SUPPORTING families as a loved one dies, overcoming trauma, battling rheumatoid arthritis while bringing up a baby – these are the Humans of Scotland featuring in a “powerful” initiative aimed at shedding light on the care sector.

The project, by the Health and Social care Alliance Scotland (the Alliance), gathers together testimony from the people at the heart of the national network of large and small support organisations, and those who credit that help with aiding their everyday lives.

Organisers hope the move will bust myths about illness and disability, and open up conversations about the role of carers.

Today the Sunday National publishes just a small a selection of their stories.

Professor Ian Welsh, chief executive of the Alliance, said: “The stories are arresting and thought provoking and raise important issues such as misconceptions and challenges faced by those with ‘invisible’ disabilities.

“Sharing these stories makes the project impactful.

‘‘We’re reaching out and sharing voices that aren’t always heard and experiences that deserve air time.

These are shared widely, raising awareness and understanding.

“We want the initiative to spark ideas, inspire and drive improvements in health and social care.”

The National:

“I SUPPORT dying people to have the best death possible – but also to live life to the full before that. Sometimes simply holding somebody’s hand and being in the moment with them is enough.

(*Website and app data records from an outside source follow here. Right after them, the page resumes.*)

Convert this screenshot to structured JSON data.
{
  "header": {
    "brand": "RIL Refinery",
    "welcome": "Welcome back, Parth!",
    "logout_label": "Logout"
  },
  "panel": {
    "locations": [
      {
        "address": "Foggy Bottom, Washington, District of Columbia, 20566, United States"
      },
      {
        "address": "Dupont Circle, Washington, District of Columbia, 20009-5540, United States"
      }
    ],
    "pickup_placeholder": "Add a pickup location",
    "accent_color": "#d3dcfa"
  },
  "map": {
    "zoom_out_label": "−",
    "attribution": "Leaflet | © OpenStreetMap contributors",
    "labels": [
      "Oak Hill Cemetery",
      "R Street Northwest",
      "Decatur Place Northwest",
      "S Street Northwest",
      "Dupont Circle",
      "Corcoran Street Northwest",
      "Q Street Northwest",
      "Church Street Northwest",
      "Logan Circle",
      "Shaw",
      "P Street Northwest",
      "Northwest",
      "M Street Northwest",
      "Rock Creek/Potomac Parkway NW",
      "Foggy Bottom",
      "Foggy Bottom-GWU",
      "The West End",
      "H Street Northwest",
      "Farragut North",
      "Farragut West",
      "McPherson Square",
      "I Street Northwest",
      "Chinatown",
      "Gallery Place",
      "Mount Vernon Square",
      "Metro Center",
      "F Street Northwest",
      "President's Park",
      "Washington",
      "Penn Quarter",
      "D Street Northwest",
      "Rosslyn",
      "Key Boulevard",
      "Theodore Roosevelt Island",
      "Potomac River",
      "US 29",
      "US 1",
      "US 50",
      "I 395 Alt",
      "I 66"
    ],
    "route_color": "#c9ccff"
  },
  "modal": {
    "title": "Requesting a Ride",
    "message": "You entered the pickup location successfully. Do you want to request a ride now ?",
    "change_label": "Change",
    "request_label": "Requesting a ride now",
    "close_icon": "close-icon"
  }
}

That’s a big part of the whole Doula thing – nobody should have to die alone unless they choose to, whether they are at home, in a hospice or care home or prison or in a hospital. Doula work grows into so many other things – simply listening, making a lunch or doing dishes or going for walks. It could mean being with the dying person at the very end. But it’s also the bit before that, the weeks and months, perhaps from the time of a terminal diagnosis or the withdrawal of treatment. My primary focus is really the practical, hands on care, the small but necessary daily tasks, and helping to make death and dying the ordinary, natural part of life that it actually is.”

The National:

“I WORK in a small GP surgery in the east end of Glasgow, we’ve got just over 2000 patients. I’ve been with this practice for 20 years.

You get to know whole families. You see all the generations and support them throughout their life. People find it easier to approach a nurse than a doctor sometimes.

I’m kind of approaching an age where I could probably consider retiring, but I can’t find a reason to stop doing what I’m doing yet. There are new challenges to come.

People make my job, absolutely.

Sometimes it’s just talking to somebody. Sometimes it’s just the listening. My job would be nothing without people.”

The National:

“I FOUND a notebook that contained writing about the challenges, feelings and emotions I had within the first few months of having my baby. I wrote: ‘My body is letting me down. At eight months it has become physically impossible to hold her in my arms for more than two minutes at a time. I worry about not being able to be a proper mum as I’m not able to physically keep up as eight months of constant caring/being up/physical activity/being non-stop/the cycle of insomnia and knackeredness is really telling on my body and the combined psychological effect of eight months of no/broken sleep is draining me in every way. I remember that I had stopped writing because I was crying, with defeat in my heart. I picked up my defeated heart, dusted myself down and from very deep within, found my usual defiance, looked ahead and kept on going.’’

The National:

“INSTANTLY if someone says they have Alcohol Related Brain Damage, they’re revealing the cause of their illness and there’s a lack of compassion for those who have the illness of addiction.

People think it’s not worthy of compassion, it’s not worthy of support, it’s your fault, you’ve brought it on yourself.

I support people in their homes, in their communities to live as independently as possible.

I never judge somebody, maybe that comes with experience.

“The people we work with, we know they’ve been through very traumatic events in childhood. To reach the age of 40, 50 to have been through all they’ve been through, to now be abstinent and maintaining their tenancies, having a circle of friends, engaging in support, not having any debt – that’s an achievement.

We’re products of our environment – 100% of the people I support are products of their childhood. They’ve all been exposed to the toxic trio – mental health, addiction and violence.

No, they’re not to blame. It could be us.”